Assignment: After locating the line with "What's the underlying", set down that line and all the lines that follow it, unchanged, to the end of the records; omit the pictures.

App and web page records:

★ ★ ★ ★

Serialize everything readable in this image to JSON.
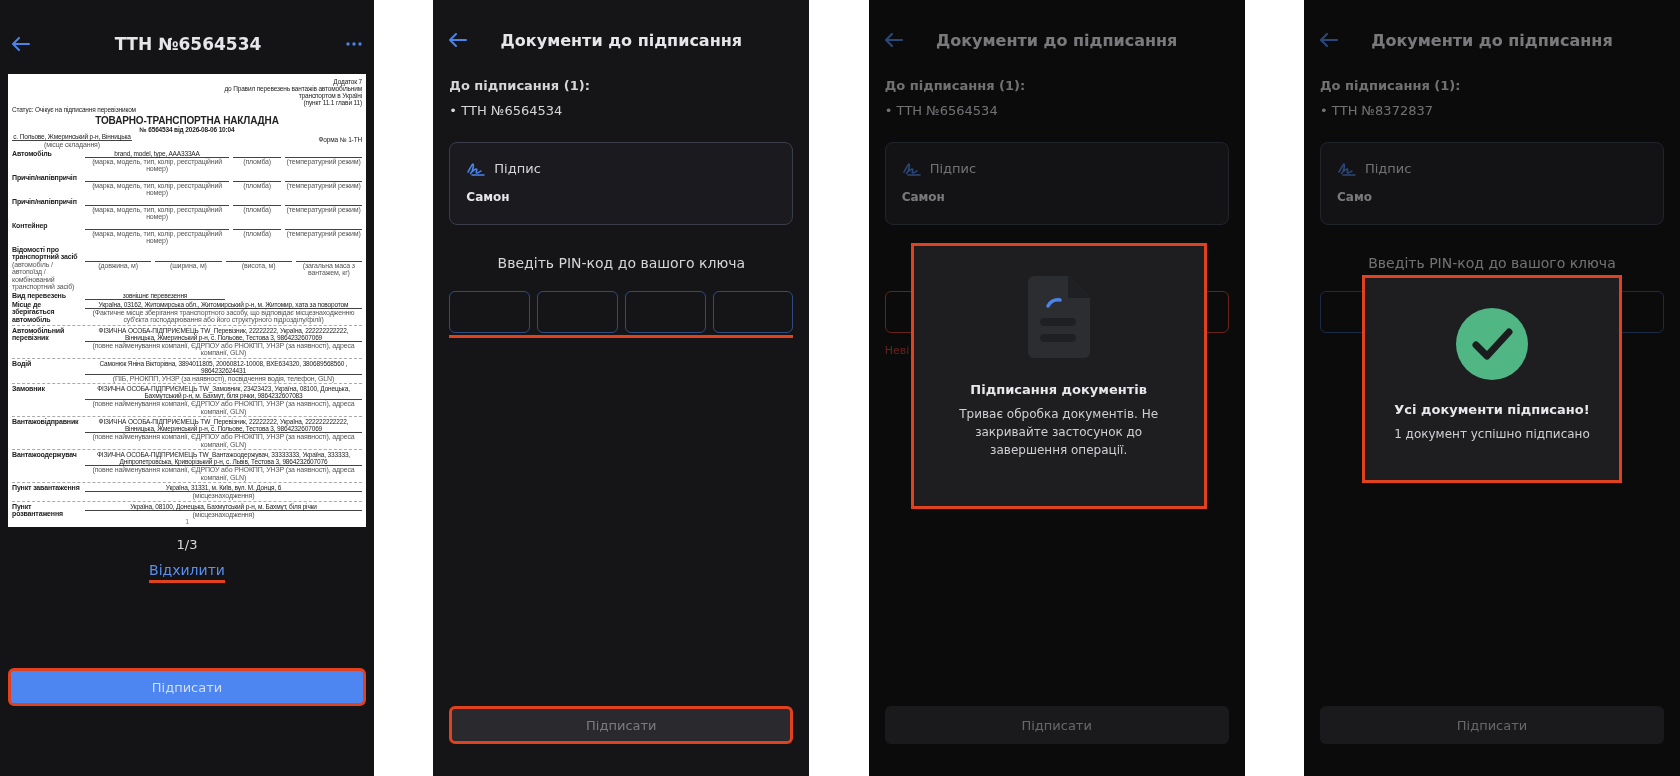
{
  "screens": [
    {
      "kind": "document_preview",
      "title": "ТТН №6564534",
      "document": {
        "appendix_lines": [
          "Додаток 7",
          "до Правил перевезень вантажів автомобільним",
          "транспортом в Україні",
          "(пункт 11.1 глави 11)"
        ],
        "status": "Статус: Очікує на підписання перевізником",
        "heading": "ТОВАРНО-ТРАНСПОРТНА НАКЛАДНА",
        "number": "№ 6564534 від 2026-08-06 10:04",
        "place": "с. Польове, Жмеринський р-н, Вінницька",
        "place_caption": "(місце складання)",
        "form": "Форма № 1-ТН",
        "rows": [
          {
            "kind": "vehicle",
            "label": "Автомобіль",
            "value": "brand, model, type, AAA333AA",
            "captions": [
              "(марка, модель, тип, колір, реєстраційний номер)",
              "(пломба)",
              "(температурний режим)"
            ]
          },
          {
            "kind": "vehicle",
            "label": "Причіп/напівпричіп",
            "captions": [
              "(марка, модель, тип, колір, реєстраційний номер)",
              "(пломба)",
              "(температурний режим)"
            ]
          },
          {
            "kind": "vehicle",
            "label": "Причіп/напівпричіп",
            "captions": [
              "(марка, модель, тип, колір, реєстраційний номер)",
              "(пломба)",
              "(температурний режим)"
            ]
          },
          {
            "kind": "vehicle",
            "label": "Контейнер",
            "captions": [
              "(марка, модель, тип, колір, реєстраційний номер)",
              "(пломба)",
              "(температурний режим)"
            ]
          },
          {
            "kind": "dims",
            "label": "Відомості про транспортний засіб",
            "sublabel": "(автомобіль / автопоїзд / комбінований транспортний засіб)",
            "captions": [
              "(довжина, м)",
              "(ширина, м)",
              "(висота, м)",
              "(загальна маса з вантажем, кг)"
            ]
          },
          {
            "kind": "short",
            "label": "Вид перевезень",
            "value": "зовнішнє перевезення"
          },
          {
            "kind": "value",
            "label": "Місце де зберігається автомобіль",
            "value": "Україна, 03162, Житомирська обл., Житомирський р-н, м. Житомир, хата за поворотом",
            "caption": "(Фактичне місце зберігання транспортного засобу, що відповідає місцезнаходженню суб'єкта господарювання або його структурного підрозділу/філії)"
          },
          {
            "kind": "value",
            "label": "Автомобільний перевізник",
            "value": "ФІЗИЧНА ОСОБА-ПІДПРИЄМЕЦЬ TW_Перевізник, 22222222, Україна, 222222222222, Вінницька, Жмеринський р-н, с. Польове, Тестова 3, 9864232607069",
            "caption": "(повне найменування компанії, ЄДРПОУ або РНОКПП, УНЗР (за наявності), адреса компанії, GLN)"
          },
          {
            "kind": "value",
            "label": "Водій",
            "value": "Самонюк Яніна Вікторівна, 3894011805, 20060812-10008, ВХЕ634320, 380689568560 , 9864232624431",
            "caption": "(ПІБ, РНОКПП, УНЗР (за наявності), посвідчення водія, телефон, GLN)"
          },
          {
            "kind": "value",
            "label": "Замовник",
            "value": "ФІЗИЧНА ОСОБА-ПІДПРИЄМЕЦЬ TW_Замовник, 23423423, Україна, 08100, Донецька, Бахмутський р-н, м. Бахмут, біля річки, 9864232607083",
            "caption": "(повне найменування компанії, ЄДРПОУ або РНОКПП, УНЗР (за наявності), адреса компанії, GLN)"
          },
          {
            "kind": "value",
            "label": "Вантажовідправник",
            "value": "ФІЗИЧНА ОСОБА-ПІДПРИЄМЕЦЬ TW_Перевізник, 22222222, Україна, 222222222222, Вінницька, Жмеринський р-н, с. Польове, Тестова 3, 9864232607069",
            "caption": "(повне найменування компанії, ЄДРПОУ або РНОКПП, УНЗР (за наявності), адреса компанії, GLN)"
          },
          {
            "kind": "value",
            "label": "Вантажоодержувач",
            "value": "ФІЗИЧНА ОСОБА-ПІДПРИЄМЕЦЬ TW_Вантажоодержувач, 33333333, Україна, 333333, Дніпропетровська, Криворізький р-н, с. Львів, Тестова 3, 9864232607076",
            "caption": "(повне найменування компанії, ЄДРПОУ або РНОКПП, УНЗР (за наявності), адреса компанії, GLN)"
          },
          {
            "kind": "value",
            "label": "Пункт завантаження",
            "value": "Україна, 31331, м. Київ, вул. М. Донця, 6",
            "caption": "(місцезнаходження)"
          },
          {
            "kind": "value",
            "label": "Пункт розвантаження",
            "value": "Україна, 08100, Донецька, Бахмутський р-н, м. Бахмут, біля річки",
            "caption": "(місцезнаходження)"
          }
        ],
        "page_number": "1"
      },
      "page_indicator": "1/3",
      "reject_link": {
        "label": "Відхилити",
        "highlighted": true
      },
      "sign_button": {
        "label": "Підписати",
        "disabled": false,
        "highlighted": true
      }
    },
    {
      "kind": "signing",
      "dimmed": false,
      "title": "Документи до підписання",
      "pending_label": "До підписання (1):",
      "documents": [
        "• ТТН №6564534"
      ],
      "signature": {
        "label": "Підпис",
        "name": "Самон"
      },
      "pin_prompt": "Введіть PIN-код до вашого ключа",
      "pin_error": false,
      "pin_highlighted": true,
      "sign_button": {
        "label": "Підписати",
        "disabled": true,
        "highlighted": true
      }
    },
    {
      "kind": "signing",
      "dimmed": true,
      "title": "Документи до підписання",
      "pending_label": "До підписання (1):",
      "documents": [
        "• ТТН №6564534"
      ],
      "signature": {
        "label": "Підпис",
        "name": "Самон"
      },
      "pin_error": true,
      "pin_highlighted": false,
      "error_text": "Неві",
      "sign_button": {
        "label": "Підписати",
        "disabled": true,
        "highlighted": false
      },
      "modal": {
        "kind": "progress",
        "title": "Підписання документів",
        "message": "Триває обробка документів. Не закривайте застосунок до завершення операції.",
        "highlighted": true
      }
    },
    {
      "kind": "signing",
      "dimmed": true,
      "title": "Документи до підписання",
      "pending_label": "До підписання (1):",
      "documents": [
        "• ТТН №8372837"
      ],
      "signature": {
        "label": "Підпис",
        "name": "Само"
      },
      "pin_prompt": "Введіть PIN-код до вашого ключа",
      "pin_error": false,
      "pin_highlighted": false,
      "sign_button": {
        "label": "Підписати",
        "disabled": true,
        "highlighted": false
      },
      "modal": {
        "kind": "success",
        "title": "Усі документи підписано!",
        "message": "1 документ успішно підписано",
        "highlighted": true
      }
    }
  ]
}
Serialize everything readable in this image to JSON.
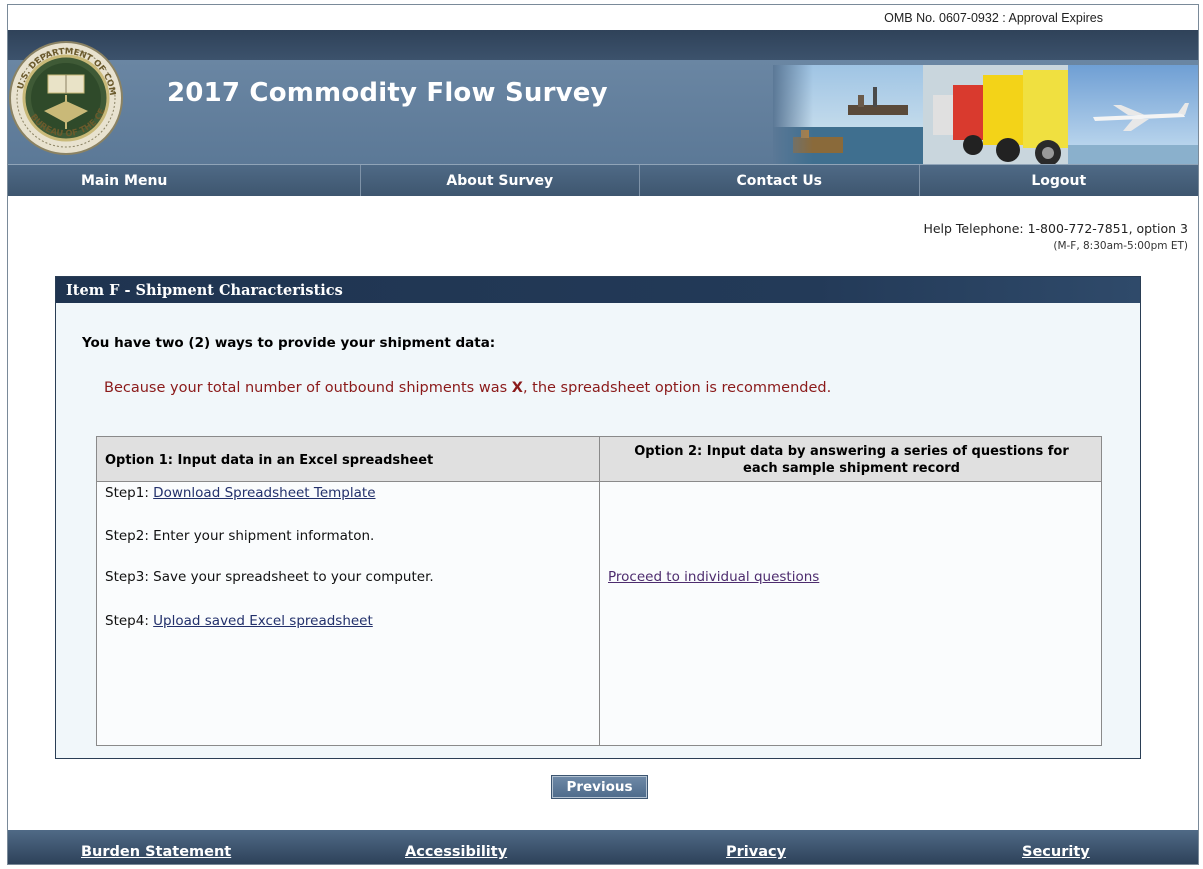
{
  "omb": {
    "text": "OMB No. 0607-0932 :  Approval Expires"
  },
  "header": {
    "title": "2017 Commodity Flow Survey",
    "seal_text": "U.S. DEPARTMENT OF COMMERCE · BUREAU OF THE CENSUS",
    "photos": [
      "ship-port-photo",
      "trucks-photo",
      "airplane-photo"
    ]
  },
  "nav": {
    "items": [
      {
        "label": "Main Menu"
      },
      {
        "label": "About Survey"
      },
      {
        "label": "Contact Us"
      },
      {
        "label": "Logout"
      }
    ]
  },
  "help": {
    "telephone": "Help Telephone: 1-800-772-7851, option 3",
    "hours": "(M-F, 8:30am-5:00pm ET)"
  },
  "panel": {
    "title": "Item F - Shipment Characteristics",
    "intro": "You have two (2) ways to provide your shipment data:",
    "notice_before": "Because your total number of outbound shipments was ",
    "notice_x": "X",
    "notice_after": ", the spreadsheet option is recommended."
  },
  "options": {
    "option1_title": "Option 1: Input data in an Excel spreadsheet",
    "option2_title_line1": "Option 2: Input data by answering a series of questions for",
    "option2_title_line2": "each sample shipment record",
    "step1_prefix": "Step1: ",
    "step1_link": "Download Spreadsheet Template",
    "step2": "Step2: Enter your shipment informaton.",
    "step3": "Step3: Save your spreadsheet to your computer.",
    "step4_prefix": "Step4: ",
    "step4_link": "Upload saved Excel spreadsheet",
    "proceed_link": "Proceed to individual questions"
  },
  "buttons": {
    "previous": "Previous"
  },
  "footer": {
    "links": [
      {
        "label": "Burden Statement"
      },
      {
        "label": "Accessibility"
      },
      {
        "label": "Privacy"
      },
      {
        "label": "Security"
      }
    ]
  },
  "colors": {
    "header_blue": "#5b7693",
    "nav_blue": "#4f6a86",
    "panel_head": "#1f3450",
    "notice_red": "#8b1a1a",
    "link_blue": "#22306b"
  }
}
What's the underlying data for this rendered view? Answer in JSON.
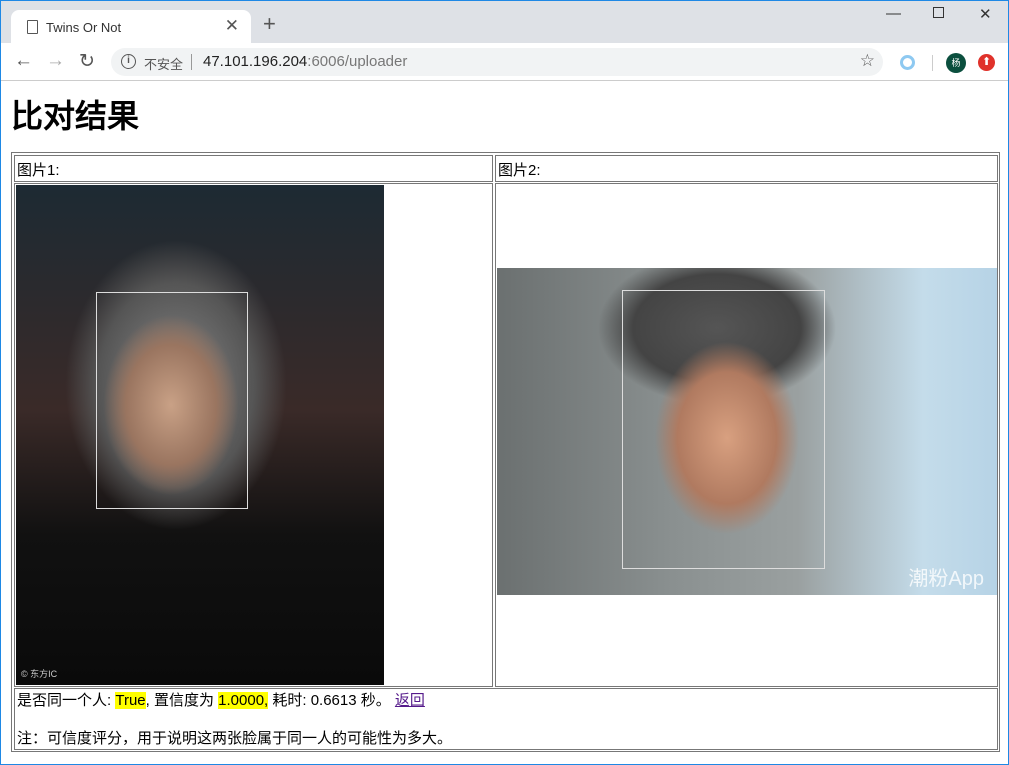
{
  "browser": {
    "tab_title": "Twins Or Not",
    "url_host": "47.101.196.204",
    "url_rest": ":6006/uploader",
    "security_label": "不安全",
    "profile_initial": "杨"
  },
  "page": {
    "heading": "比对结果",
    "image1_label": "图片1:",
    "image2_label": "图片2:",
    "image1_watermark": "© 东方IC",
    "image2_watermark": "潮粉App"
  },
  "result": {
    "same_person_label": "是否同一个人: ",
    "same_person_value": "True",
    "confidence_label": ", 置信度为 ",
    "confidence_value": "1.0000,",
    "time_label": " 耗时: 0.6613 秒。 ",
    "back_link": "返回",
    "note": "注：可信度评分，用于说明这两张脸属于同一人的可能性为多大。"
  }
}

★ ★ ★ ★

Completed task:
What's the underlying data for this rendered view? Answer in JSON.
{
  "browser": {
    "tab_title": "Twins Or Not",
    "url_host": "47.101.196.204",
    "url_rest": ":6006/uploader",
    "security_label": "不安全",
    "profile_initial": "杨"
  },
  "page": {
    "heading": "比对结果",
    "image1_label": "图片1:",
    "image2_label": "图片2:",
    "image1_watermark": "© 东方IC",
    "image2_watermark": "潮粉App"
  },
  "result": {
    "same_person_label": "是否同一个人: ",
    "same_person_value": "True",
    "confidence_label": ", 置信度为 ",
    "confidence_value": "1.0000,",
    "time_label": " 耗时: 0.6613 秒。 ",
    "back_link": "返回",
    "note": "注：可信度评分，用于说明这两张脸属于同一人的可能性为多大。"
  }
}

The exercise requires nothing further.